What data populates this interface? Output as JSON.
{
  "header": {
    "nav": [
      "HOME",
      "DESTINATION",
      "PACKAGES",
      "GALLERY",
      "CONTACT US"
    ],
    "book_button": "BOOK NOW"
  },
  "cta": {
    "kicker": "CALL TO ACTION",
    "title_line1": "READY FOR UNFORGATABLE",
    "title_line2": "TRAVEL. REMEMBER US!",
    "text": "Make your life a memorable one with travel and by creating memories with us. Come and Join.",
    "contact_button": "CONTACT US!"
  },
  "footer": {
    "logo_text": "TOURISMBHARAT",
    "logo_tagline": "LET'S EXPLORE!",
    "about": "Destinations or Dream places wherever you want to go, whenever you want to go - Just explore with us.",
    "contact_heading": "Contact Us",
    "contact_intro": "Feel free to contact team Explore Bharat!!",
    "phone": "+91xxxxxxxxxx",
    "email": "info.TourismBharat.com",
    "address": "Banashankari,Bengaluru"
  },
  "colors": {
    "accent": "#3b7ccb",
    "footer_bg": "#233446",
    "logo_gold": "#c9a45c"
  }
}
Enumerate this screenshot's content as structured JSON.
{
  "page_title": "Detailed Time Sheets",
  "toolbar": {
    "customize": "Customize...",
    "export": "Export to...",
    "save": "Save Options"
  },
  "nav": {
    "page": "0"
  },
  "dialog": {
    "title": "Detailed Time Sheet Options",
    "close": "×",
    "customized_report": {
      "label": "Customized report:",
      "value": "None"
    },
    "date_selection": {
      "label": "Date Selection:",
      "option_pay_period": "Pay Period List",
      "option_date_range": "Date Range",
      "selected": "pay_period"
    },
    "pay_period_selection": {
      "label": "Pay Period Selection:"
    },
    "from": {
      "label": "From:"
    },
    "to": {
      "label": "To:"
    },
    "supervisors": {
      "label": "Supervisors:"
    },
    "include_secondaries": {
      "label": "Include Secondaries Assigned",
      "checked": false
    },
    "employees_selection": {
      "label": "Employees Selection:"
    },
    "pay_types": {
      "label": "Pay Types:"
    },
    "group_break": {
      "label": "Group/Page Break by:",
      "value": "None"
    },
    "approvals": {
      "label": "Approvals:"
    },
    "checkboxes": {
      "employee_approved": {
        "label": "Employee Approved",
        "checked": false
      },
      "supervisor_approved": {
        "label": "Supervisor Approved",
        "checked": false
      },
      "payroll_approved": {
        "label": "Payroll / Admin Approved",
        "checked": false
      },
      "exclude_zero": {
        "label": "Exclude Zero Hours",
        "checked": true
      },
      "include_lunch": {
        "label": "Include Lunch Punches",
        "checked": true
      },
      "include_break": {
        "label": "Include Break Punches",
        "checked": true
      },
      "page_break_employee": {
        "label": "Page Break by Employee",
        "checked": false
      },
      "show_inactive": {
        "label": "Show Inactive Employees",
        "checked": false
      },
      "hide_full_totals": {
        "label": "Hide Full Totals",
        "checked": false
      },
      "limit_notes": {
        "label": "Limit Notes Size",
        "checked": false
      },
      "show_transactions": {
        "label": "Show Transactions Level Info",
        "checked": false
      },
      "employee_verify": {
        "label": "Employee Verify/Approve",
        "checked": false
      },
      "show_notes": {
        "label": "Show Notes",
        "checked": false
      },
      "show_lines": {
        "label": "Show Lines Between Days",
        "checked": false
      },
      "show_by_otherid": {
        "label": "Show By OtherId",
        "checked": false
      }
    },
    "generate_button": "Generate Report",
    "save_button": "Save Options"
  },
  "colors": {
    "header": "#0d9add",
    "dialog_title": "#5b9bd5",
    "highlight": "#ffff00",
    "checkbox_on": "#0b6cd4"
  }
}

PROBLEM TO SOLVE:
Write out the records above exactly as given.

OUTPUT BELOW:
What data populates this interface? Output as JSON.
{
  "header": {
    "nav": [
      "HOME",
      "DESTINATION",
      "PACKAGES",
      "GALLERY",
      "CONTACT US"
    ],
    "book_button": "BOOK NOW"
  },
  "cta": {
    "kicker": "CALL TO ACTION",
    "title_line1": "READY FOR UNFORGATABLE",
    "title_line2": "TRAVEL. REMEMBER US!",
    "text": "Make your life a memorable one with travel and by creating memories with us. Come and Join.",
    "contact_button": "CONTACT US!"
  },
  "footer": {
    "logo_text": "TOURISMBHARAT",
    "logo_tagline": "LET'S EXPLORE!",
    "about": "Destinations or Dream places wherever you want to go, whenever you want to go - Just explore with us.",
    "contact_heading": "Contact Us",
    "contact_intro": "Feel free to contact team Explore Bharat!!",
    "phone": "+91xxxxxxxxxx",
    "email": "info.TourismBharat.com",
    "address": "Banashankari,Bengaluru"
  },
  "colors": {
    "accent": "#3b7ccb",
    "footer_bg": "#233446",
    "logo_gold": "#c9a45c"
  }
}
Enumerate this screenshot's content as structured JSON.
{
  "page_title": "Detailed Time Sheets",
  "toolbar": {
    "customize": "Customize...",
    "export": "Export to...",
    "save": "Save Options"
  },
  "nav": {
    "page": "0"
  },
  "dialog": {
    "title": "Detailed Time Sheet Options",
    "close": "×",
    "customized_report": {
      "label": "Customized report:",
      "value": "None"
    },
    "date_selection": {
      "label": "Date Selection:",
      "option_pay_period": "Pay Period List",
      "option_date_range": "Date Range",
      "selected": "pay_period"
    },
    "pay_period_selection": {
      "label": "Pay Period Selection:"
    },
    "from": {
      "label": "From:"
    },
    "to": {
      "label": "To:"
    },
    "supervisors": {
      "label": "Supervisors:"
    },
    "include_secondaries": {
      "label": "Include Secondaries Assigned",
      "checked": false
    },
    "employees_selection": {
      "label": "Employees Selection:"
    },
    "pay_types": {
      "label": "Pay Types:"
    },
    "group_break": {
      "label": "Group/Page Break by:",
      "value": "None"
    },
    "approvals": {
      "label": "Approvals:"
    },
    "checkboxes": {
      "employee_approved": {
        "label": "Employee Approved",
        "checked": false
      },
      "supervisor_approved": {
        "label": "Supervisor Approved",
        "checked": false
      },
      "payroll_approved": {
        "label": "Payroll / Admin Approved",
        "checked": false
      },
      "exclude_zero": {
        "label": "Exclude Zero Hours",
        "checked": true
      },
      "include_lunch": {
        "label": "Include Lunch Punches",
        "checked": true
      },
      "include_break": {
        "label": "Include Break Punches",
        "checked": true
      },
      "page_break_employee": {
        "label": "Page Break by Employee",
        "checked": false
      },
      "show_inactive": {
        "label": "Show Inactive Employees",
        "checked": false
      },
      "hide_full_totals": {
        "label": "Hide Full Totals",
        "checked": false
      },
      "limit_notes": {
        "label": "Limit Notes Size",
        "checked": false
      },
      "show_transactions": {
        "label": "Show Transactions Level Info",
        "checked": false
      },
      "employee_verify": {
        "label": "Employee Verify/Approve",
        "checked": false
      },
      "show_notes": {
        "label": "Show Notes",
        "checked": false
      },
      "show_lines": {
        "label": "Show Lines Between Days",
        "checked": false
      },
      "show_by_otherid": {
        "label": "Show By OtherId",
        "checked": false
      }
    },
    "generate_button": "Generate Report",
    "save_button": "Save Options"
  },
  "colors": {
    "header": "#0d9add",
    "dialog_title": "#5b9bd5",
    "highlight": "#ffff00",
    "checkbox_on": "#0b6cd4"
  }
}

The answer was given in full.